WORK TO BE COMPLETED
Go through the listing below and repeat it exactly, omitting each picture.

DATA TO EXAMINE
::::::::

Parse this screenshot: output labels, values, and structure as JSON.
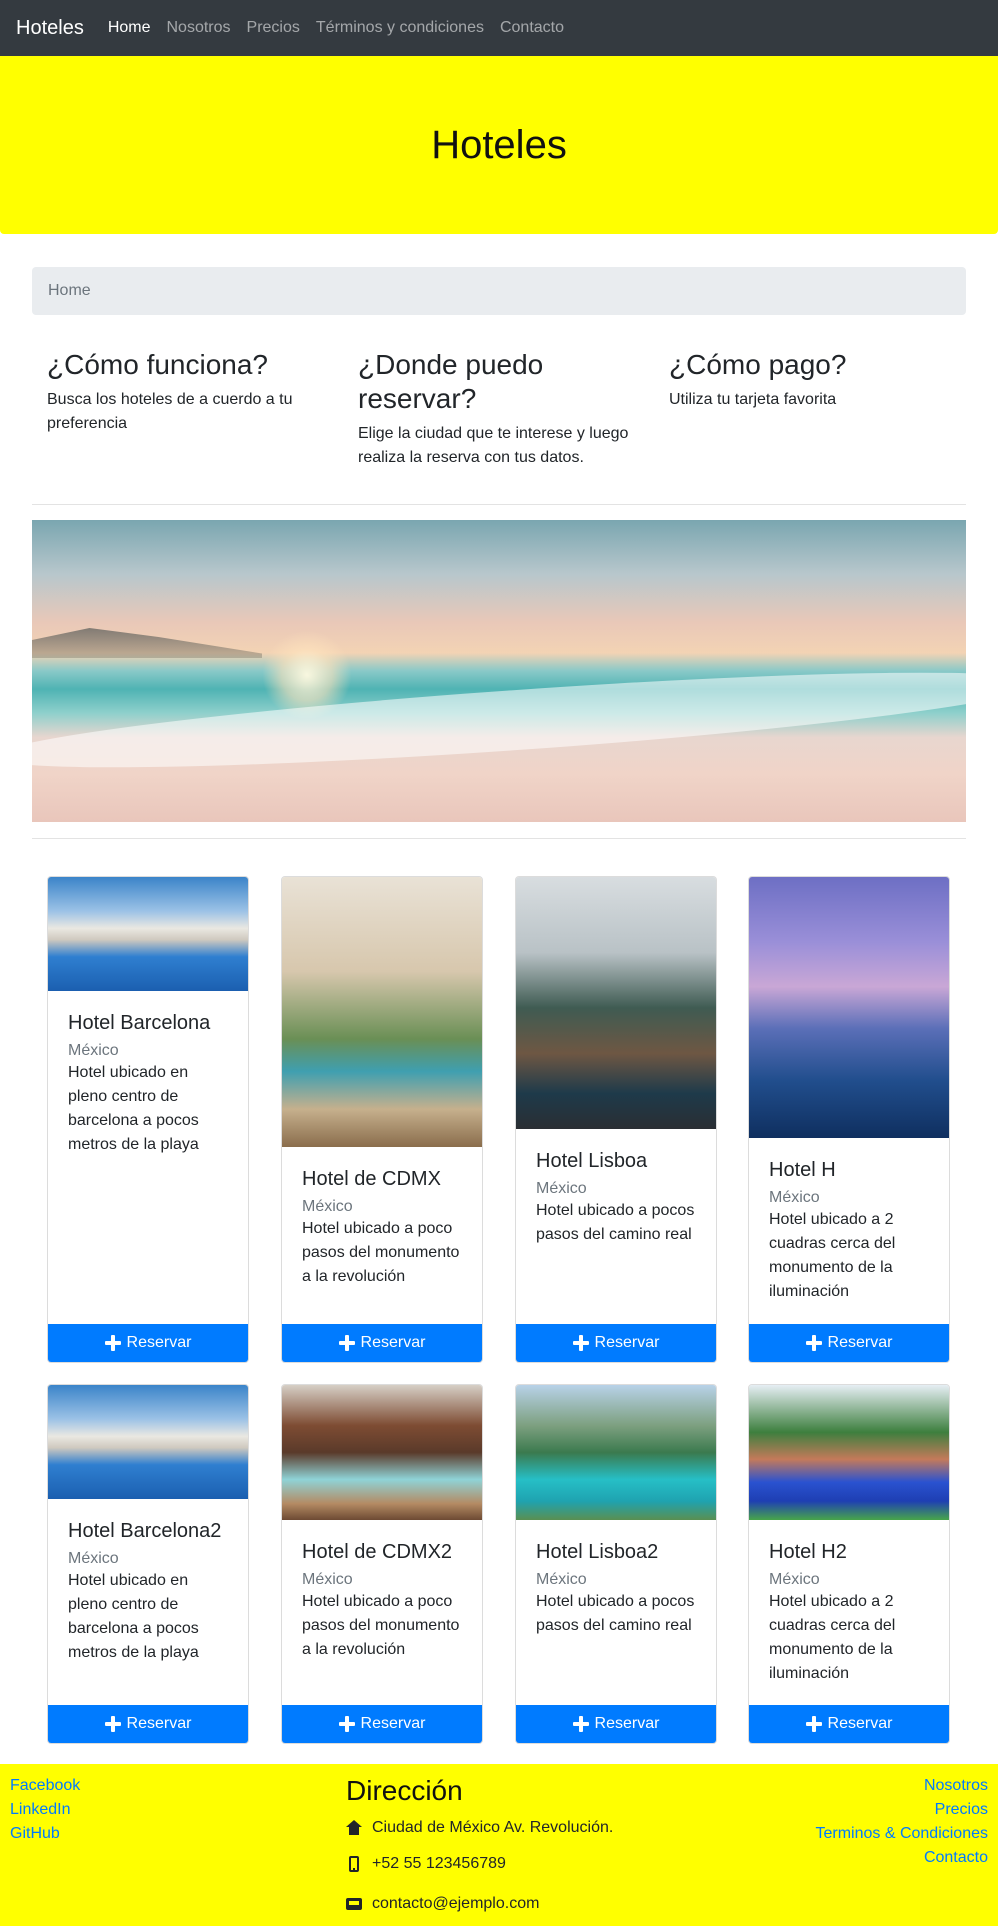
{
  "navbar": {
    "brand": "Hoteles",
    "links": [
      {
        "label": "Home",
        "active": true
      },
      {
        "label": "Nosotros",
        "active": false
      },
      {
        "label": "Precios",
        "active": false
      },
      {
        "label": "Términos y condiciones",
        "active": false
      },
      {
        "label": "Contacto",
        "active": false
      }
    ]
  },
  "hero": {
    "title": "Hoteles",
    "background": "#ffff00"
  },
  "breadcrumb": {
    "current": "Home"
  },
  "info": [
    {
      "title": "¿Cómo funciona?",
      "text": "Busca los hoteles de a cuerdo a tu preferencia"
    },
    {
      "title": "¿Donde puedo reservar?",
      "text": "Elige la ciudad que te interese y luego realiza la reserva con tus datos."
    },
    {
      "title": "¿Cómo pago?",
      "text": "Utiliza tu tarjeta favorita"
    }
  ],
  "hotels": [
    {
      "name": "Hotel Barcelona",
      "country": "México",
      "description": "Hotel ubicado en pleno centro de barcelona a pocos metros de la playa",
      "button": "Reservar",
      "image": "pool-villa"
    },
    {
      "name": "Hotel de CDMX",
      "country": "México",
      "description": "Hotel ubicado a poco pasos del monumento a la revolución",
      "button": "Reservar",
      "image": "courtyard-pool"
    },
    {
      "name": "Hotel Lisboa",
      "country": "México",
      "description": "Hotel ubicado a pocos pasos del camino real",
      "button": "Reservar",
      "image": "palm-pool"
    },
    {
      "name": "Hotel H",
      "country": "México",
      "description": "Hotel ubicado a 2 cuadras cerca del monumento de la iluminación",
      "button": "Reservar",
      "image": "sunset-pool"
    },
    {
      "name": "Hotel Barcelona2",
      "country": "México",
      "description": "Hotel ubicado en pleno centro de barcelona a pocos metros de la playa",
      "button": "Reservar",
      "image": "pool-villa"
    },
    {
      "name": "Hotel de CDMX2",
      "country": "México",
      "description": "Hotel ubicado a poco pasos del monumento a la revolución",
      "button": "Reservar",
      "image": "hut-pool"
    },
    {
      "name": "Hotel Lisboa2",
      "country": "México",
      "description": "Hotel ubicado a pocos pasos del camino real",
      "button": "Reservar",
      "image": "resort-pool"
    },
    {
      "name": "Hotel H2",
      "country": "México",
      "description": "Hotel ubicado a 2 cuadras cerca del monumento de la iluminación",
      "button": "Reservar",
      "image": "blue-pool"
    }
  ],
  "footer": {
    "social": [
      "Facebook",
      "LinkedIn",
      "GitHub"
    ],
    "address_title": "Dirección",
    "address": "Ciudad de México Av. Revolución.",
    "phone": "+52 55 123456789",
    "email": "contacto@ejemplo.com",
    "links": [
      "Nosotros",
      "Precios",
      "Terminos & Condiciones",
      "Contacto"
    ],
    "background": "#ffff00"
  },
  "colors": {
    "primary": "#007bff",
    "navbar": "#343a40",
    "hero": "#ffff00"
  }
}
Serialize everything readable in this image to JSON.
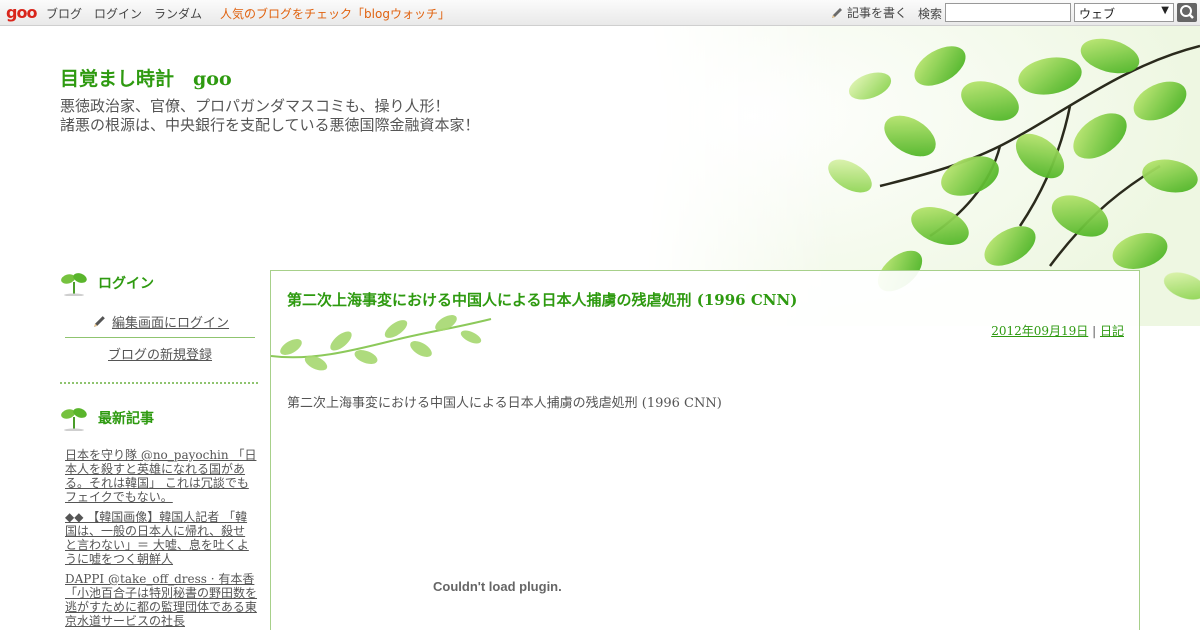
{
  "topbar": {
    "logo": "goo",
    "nav": [
      "ブログ",
      "ログイン",
      "ランダム"
    ],
    "promo": "人気のブログをチェック「blogウォッチ」",
    "write": "記事を書く",
    "search_label": "検索",
    "search_value": "",
    "search_scope": "ウェブ",
    "search_icon": "magnifier-icon"
  },
  "header": {
    "title": "目覚まし時計　goo",
    "desc_line1": "悪徳政治家、官僚、プロパガンダマスコミも、操り人形！",
    "desc_line2": "諸悪の根源は、中央銀行を支配している悪徳国際金融資本家！"
  },
  "sidebar": {
    "login_head": "ログイン",
    "login_link": "編集画面にログイン",
    "register_link": "ブログの新規登録",
    "recent_head": "最新記事",
    "recent": [
      "日本を守り隊 @no_payochin 「日本人を殺すと英雄になれる国がある。それは韓国」 これは冗談でもフェイクでもない。",
      "◆◆ 【韓国画像】韓国人記者 「韓国は、一般の日本人に帰れ、殺せと言わない」＝ 大嘘、息を吐くように嘘をつく朝鮮人",
      "DAPPI @take_off_dress · 有本香 「小池百合子は特別秘書の野田数を逃がすために都の監理団体である東京水道サービスの社長"
    ]
  },
  "post": {
    "title": "第二次上海事変における中国人による日本人捕虜の残虐処刑 (1996 CNN)",
    "date": "2012年09月19日",
    "separator": "|",
    "category": "日記",
    "body": "第二次上海事変における中国人による日本人捕虜の残虐処刑 (1996 CNN)",
    "plugin_error": "Couldn't load plugin."
  },
  "colors": {
    "accent_green": "#2e9a10",
    "promo_orange": "#e0620f",
    "logo_red": "#d9261c"
  }
}
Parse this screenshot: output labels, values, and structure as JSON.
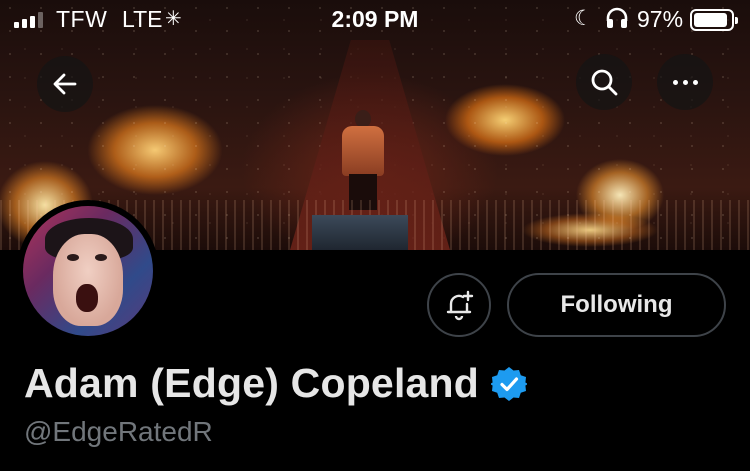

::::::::

TASK RESULT
Parse this screenshot: output labels, values, and structure as JSON.
{
  "navbar": {
    "brand": "Hoteles",
    "links": [
      {
        "label": "Home",
        "active": true
      },
      {
        "label": "Nosotros",
        "active": false
      },
      {
        "label": "Precios",
        "active": false
      },
      {
        "label": "Términos y condiciones",
        "active": false
      },
      {
        "label": "Contacto",
        "active": false
      }
    ]
  },
  "hero": {
    "title": "Hoteles",
    "background": "#ffff00"
  },
  "breadcrumb": {
    "current": "Home"
  },
  "info": [
    {
      "title": "¿Cómo funciona?",
      "text": "Busca los hoteles de a cuerdo a tu preferencia"
    },
    {
      "title": "¿Donde puedo reservar?",
      "text": "Elige la ciudad que te interese y luego realiza la reserva con tus datos."
    },
    {
      "title": "¿Cómo pago?",
      "text": "Utiliza tu tarjeta favorita"
    }
  ],
  "hotels": [
    {
      "name": "Hotel Barcelona",
      "country": "México",
      "description": "Hotel ubicado en pleno centro de barcelona a pocos metros de la playa",
      "button": "Reservar",
      "image": "pool-villa"
    },
    {
      "name": "Hotel de CDMX",
      "country": "México",
      "description": "Hotel ubicado a poco pasos del monumento a la revolución",
      "button": "Reservar",
      "image": "courtyard-pool"
    },
    {
      "name": "Hotel Lisboa",
      "country": "México",
      "description": "Hotel ubicado a pocos pasos del camino real",
      "button": "Reservar",
      "image": "palm-pool"
    },
    {
      "name": "Hotel H",
      "country": "México",
      "description": "Hotel ubicado a 2 cuadras cerca del monumento de la iluminación",
      "button": "Reservar",
      "image": "sunset-pool"
    },
    {
      "name": "Hotel Barcelona2",
      "country": "México",
      "description": "Hotel ubicado en pleno centro de barcelona a pocos metros de la playa",
      "button": "Reservar",
      "image": "pool-villa"
    },
    {
      "name": "Hotel de CDMX2",
      "country": "México",
      "description": "Hotel ubicado a poco pasos del monumento a la revolución",
      "button": "Reservar",
      "image": "hut-pool"
    },
    {
      "name": "Hotel Lisboa2",
      "country": "México",
      "description": "Hotel ubicado a pocos pasos del camino real",
      "button": "Reservar",
      "image": "resort-pool"
    },
    {
      "name": "Hotel H2",
      "country": "México",
      "description": "Hotel ubicado a 2 cuadras cerca del monumento de la iluminación",
      "button": "Reservar",
      "image": "blue-pool"
    }
  ],
  "footer": {
    "social": [
      "Facebook",
      "LinkedIn",
      "GitHub"
    ],
    "address_title": "Dirección",
    "address": "Ciudad de México Av. Revolución.",
    "phone": "+52 55 123456789",
    "email": "contacto@ejemplo.com",
    "links": [
      "Nosotros",
      "Precios",
      "Terminos & Condiciones",
      "Contacto"
    ],
    "background": "#ffff00"
  },
  "colors": {
    "primary": "#007bff",
    "navbar": "#343a40",
    "hero": "#ffff00"
  }
}
Serialize everything readable in this image to JSON.
{
  "topbar": {
    "logo": "goo",
    "nav": [
      "ブログ",
      "ログイン",
      "ランダム"
    ],
    "promo": "人気のブログをチェック「blogウォッチ」",
    "write": "記事を書く",
    "search_label": "検索",
    "search_value": "",
    "search_scope": "ウェブ",
    "search_icon": "magnifier-icon"
  },
  "header": {
    "title": "目覚まし時計　goo",
    "desc_line1": "悪徳政治家、官僚、プロパガンダマスコミも、操り人形！",
    "desc_line2": "諸悪の根源は、中央銀行を支配している悪徳国際金融資本家！"
  },
  "sidebar": {
    "login_head": "ログイン",
    "login_link": "編集画面にログイン",
    "register_link": "ブログの新規登録",
    "recent_head": "最新記事",
    "recent": [
      "日本を守り隊 @no_payochin 「日本人を殺すと英雄になれる国がある。それは韓国」 これは冗談でもフェイクでもない。",
      "◆◆ 【韓国画像】韓国人記者 「韓国は、一般の日本人に帰れ、殺せと言わない」＝ 大嘘、息を吐くように嘘をつく朝鮮人",
      "DAPPI @take_off_dress · 有本香 「小池百合子は特別秘書の野田数を逃がすために都の監理団体である東京水道サービスの社長"
    ]
  },
  "post": {
    "title": "第二次上海事変における中国人による日本人捕虜の残虐処刑 (1996 CNN)",
    "date": "2012年09月19日",
    "separator": "|",
    "category": "日記",
    "body": "第二次上海事変における中国人による日本人捕虜の残虐処刑 (1996 CNN)",
    "plugin_error": "Couldn't load plugin."
  },
  "colors": {
    "accent_green": "#2e9a10",
    "promo_orange": "#e0620f",
    "logo_red": "#d9261c"
  }
}
Parse this screenshot: output labels, values, and structure as JSON.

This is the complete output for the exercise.